Published: 10 February 2016

(Image Credit:  Perspecsys Photos via Flickr)(Image Credit: Perspecsys Photos via Flickr)

By Stella Roque

Cybersecurity firm, Group-IB, published a report detailing how cyber criminals accessed terminals of a Russian foreign exchange (FOREX) trading system and made trades worth more than US$ 400 million in February 2015.

According to the report, a team of Russian-speaking cyber criminals, possibly colluding with unidentified brokerage firms, used a trojan virus or malware called Corkow (also known as Metel), to loot the trading systems. The malware constantly updated itself to avoid detection from antivirus programs and allowed the criminals to have remote access to trading systems.

The trading systems belonged to Kazan-based Energobank, Group-IB told Bloomberg. They did not identify the individual attackers but said the sudden volatility on the FOREX alerted the Russian Central Bank to investigate possible market manipulation.

The Moscow Exchange reported it was not attacked in the February 2015 incident, according to Bloomberg. The Russian Central Bank found no evidence of currency market manipulation in a separate probe, suggesting traders’ mistakes may have caused the strange fluctuations.

Using Corkow, the criminals bought US dollars with rubles on behalf of the bank. The attack lasted only 14 minutes, after which one of the criminals commanded Corkow to delete itself from the system along with any traces of its activity.

The report concluded that the criminals would have needed US$ 22 million to make the trades suggesting they conspired with major brokerage clients to have the cash to buy and sell currency on the FOREX.
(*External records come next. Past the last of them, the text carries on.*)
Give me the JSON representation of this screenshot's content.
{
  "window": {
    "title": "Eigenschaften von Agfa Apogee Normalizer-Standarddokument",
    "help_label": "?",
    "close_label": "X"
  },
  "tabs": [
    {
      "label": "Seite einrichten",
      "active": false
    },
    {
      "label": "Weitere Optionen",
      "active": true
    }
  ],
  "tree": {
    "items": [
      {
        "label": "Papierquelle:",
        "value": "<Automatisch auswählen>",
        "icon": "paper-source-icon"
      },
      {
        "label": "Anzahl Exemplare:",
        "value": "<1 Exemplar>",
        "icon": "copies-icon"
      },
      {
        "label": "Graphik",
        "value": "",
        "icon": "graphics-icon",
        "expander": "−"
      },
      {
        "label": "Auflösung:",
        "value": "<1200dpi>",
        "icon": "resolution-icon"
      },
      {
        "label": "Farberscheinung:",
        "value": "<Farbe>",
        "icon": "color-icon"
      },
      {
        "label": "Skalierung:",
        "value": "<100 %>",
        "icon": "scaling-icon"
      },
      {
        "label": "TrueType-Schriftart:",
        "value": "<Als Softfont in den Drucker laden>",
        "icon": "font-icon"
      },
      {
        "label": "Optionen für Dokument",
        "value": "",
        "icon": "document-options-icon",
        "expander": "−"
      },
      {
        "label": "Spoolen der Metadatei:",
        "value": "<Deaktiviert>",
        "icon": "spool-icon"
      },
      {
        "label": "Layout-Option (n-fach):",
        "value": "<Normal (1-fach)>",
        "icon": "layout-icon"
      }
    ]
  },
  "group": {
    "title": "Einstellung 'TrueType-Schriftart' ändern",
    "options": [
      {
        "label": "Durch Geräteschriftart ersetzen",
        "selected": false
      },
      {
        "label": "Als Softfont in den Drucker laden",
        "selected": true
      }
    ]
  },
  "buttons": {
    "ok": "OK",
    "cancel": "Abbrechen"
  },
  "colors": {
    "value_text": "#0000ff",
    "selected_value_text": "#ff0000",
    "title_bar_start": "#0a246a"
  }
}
Experts at Group-IB believed the incident was a “test” to assess the trojan’s ability to affect the market and make money. They claimed many traders profited from market volatility that the attack created while the cyber criminals allegedly received nothing.

Group-IB added they did not believe intelligence services were involved in the attacks.
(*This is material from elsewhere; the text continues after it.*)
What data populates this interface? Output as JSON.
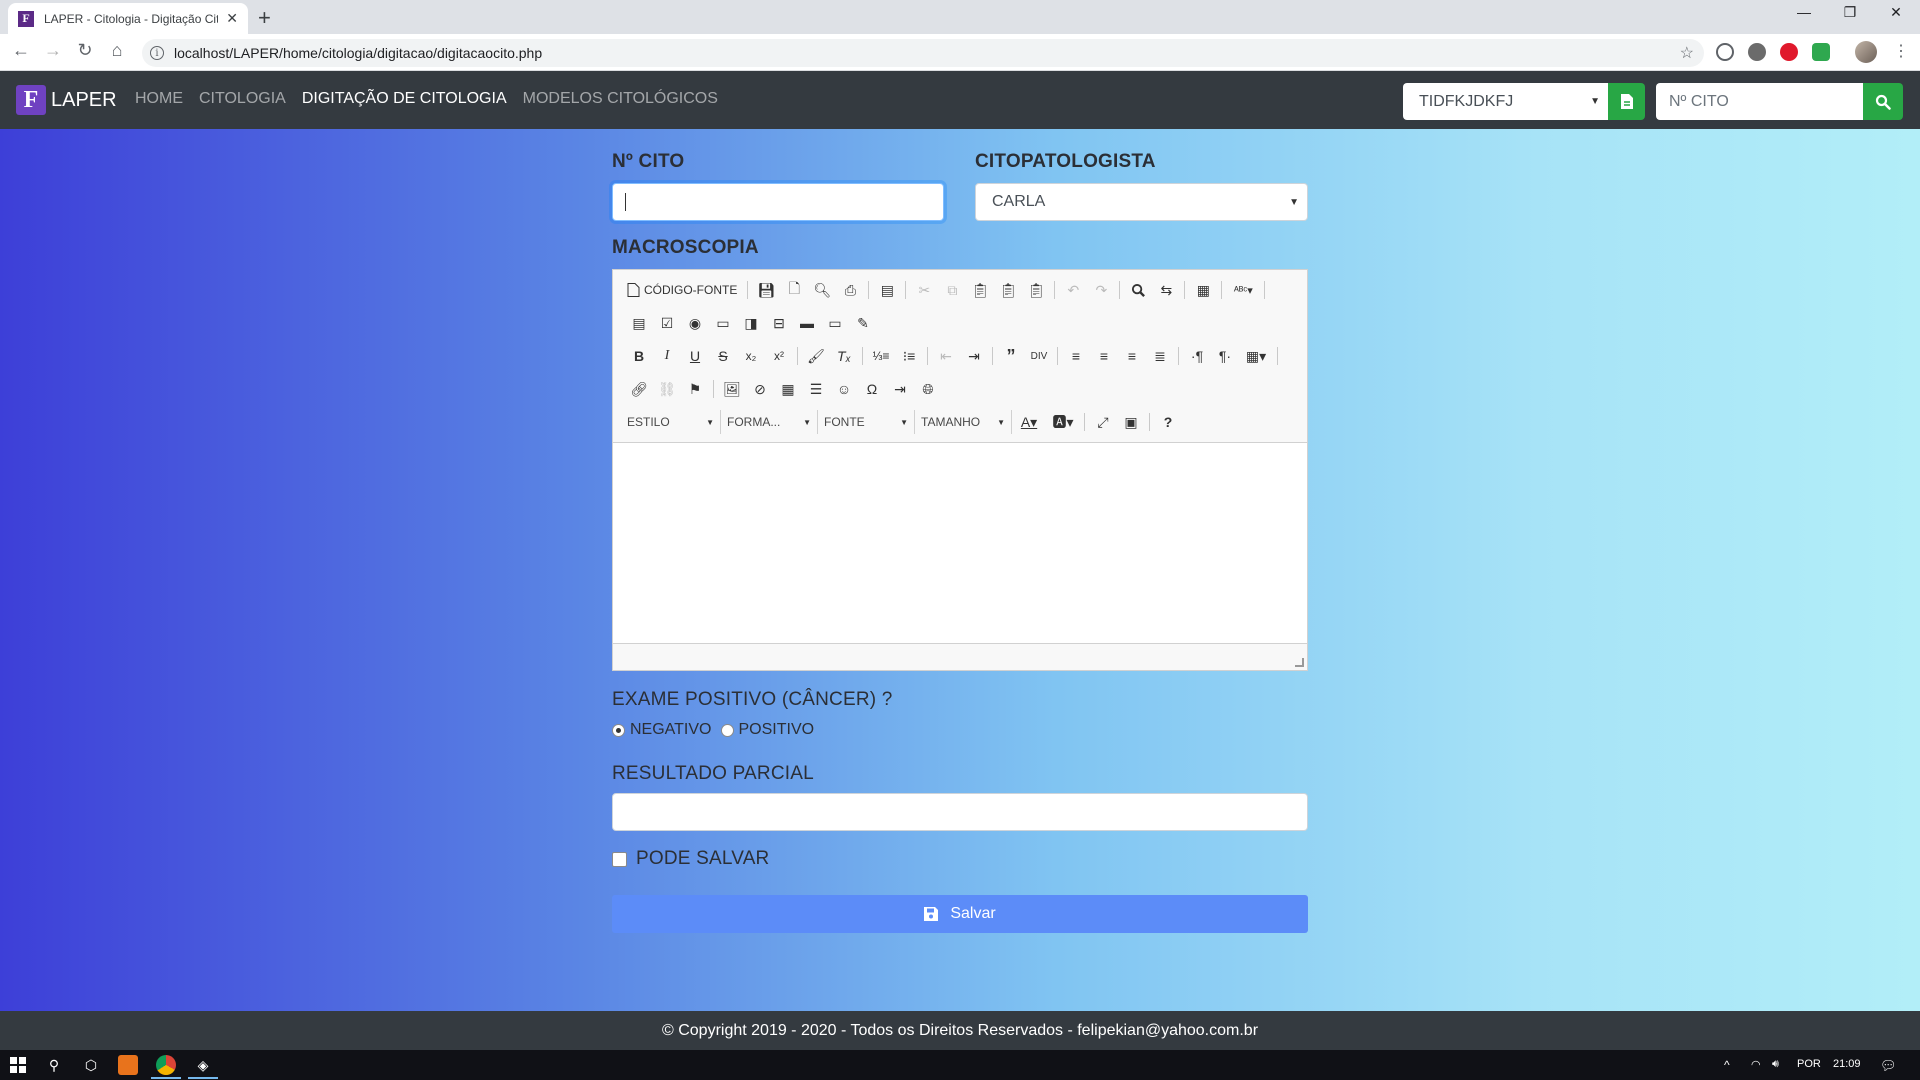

In August 2015, Group-IB found the same trojan malware was used to attack bank card systems at 250 ATMs. Hundreds of millions of rubles were stolen via ATMs by the criminals.
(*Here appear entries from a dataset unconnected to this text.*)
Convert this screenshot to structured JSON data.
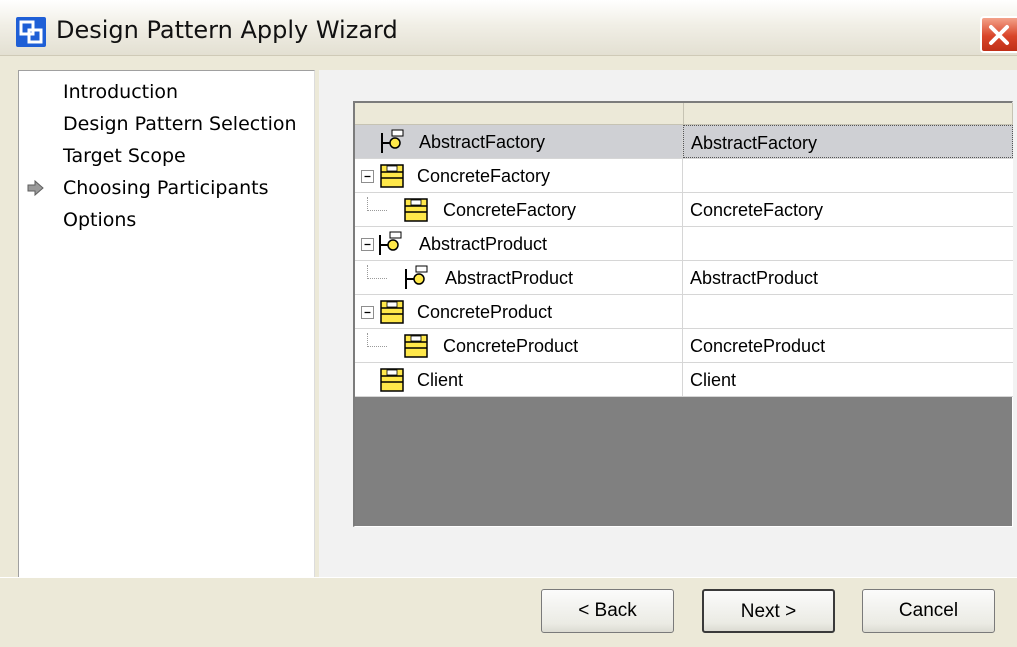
{
  "window": {
    "title": "Design Pattern Apply Wizard",
    "title_icon": "wizard-app-icon",
    "close_icon": "close-x-icon"
  },
  "steps": [
    {
      "label": "Introduction",
      "active": false
    },
    {
      "label": "Design Pattern Selection",
      "active": false
    },
    {
      "label": "Target Scope",
      "active": false
    },
    {
      "label": "Choosing Participants",
      "active": true
    },
    {
      "label": "Options",
      "active": false
    }
  ],
  "participants": {
    "columns": [
      "",
      ""
    ],
    "rows": [
      {
        "role": "AbstractFactory",
        "target": "AbstractFactory",
        "icon": "interface-icon",
        "level": 0,
        "expander": false,
        "selected": true
      },
      {
        "role": "ConcreteFactory",
        "target": "",
        "icon": "class-icon",
        "level": 0,
        "expander": true,
        "selected": false
      },
      {
        "role": "ConcreteFactory",
        "target": "ConcreteFactory",
        "icon": "class-icon",
        "level": 1,
        "expander": false,
        "selected": false
      },
      {
        "role": "AbstractProduct",
        "target": "",
        "icon": "interface-icon",
        "level": 0,
        "expander": true,
        "selected": false
      },
      {
        "role": "AbstractProduct",
        "target": "AbstractProduct",
        "icon": "interface-icon",
        "level": 1,
        "expander": false,
        "selected": false
      },
      {
        "role": "ConcreteProduct",
        "target": "",
        "icon": "class-icon",
        "level": 0,
        "expander": true,
        "selected": false
      },
      {
        "role": "ConcreteProduct",
        "target": "ConcreteProduct",
        "icon": "class-icon",
        "level": 1,
        "expander": false,
        "selected": false
      },
      {
        "role": "Client",
        "target": "Client",
        "icon": "class-icon",
        "level": 0,
        "expander": false,
        "selected": false
      }
    ]
  },
  "buttons": {
    "back": "< Back",
    "next": "Next >",
    "cancel": "Cancel"
  },
  "colors": {
    "title_icon": "#1f5fd6",
    "close_button": "#d9452a",
    "class_icon_fill": "#ffe84a",
    "grid_background": "#808080",
    "selected_row": "#cfd0d4"
  }
}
As of early 2015, the criminals controlled over 250,000 infected devices worldwide, a network known as a botnet. More than 100 financial institutions were infected and co-opted onto the network.

The firm noted that most of the computers infected were connected to “highly protected” internal networks and had popular antivirus software installed.

Cyber criminals are showing greater interest toward trading and brokerage systems as evidenced by the specific malware they used, according to Group-IB. They have primarily targeted companies in Russia and the former Soviet republics, although attacks targeting the United States have increased fivefold since 2011.